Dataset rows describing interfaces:
******************************

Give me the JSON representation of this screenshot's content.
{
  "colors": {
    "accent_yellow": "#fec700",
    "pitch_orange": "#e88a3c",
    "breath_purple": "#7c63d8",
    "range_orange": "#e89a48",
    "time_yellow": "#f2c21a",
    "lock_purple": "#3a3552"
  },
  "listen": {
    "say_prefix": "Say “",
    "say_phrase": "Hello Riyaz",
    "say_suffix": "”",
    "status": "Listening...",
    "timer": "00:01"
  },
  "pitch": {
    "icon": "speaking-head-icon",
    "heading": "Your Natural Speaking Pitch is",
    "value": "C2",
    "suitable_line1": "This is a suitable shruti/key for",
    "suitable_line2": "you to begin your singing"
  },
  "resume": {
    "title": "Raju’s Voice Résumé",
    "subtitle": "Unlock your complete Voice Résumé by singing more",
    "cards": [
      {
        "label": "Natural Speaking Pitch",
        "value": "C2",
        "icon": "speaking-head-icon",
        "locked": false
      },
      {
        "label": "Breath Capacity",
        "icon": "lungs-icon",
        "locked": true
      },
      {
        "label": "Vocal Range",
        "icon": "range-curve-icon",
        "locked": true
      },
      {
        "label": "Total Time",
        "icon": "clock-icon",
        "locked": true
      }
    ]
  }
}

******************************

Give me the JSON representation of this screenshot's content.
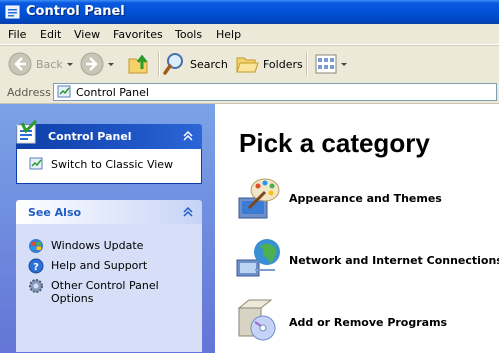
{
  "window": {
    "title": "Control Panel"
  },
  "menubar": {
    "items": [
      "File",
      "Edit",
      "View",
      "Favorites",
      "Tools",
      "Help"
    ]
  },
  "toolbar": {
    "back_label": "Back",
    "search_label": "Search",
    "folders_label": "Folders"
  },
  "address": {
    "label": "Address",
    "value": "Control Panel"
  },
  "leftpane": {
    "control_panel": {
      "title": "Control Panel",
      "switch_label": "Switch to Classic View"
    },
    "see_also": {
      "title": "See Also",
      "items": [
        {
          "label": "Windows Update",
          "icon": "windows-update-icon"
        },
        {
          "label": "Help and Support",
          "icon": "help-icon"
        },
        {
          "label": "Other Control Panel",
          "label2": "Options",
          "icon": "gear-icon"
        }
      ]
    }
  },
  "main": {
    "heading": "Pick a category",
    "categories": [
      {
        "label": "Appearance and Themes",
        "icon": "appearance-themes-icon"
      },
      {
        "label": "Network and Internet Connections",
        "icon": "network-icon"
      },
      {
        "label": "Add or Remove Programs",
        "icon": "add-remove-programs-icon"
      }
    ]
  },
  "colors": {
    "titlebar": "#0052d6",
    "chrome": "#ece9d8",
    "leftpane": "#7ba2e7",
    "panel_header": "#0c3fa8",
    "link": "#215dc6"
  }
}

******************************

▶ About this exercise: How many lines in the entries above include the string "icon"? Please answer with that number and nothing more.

▶ Worked solution: 11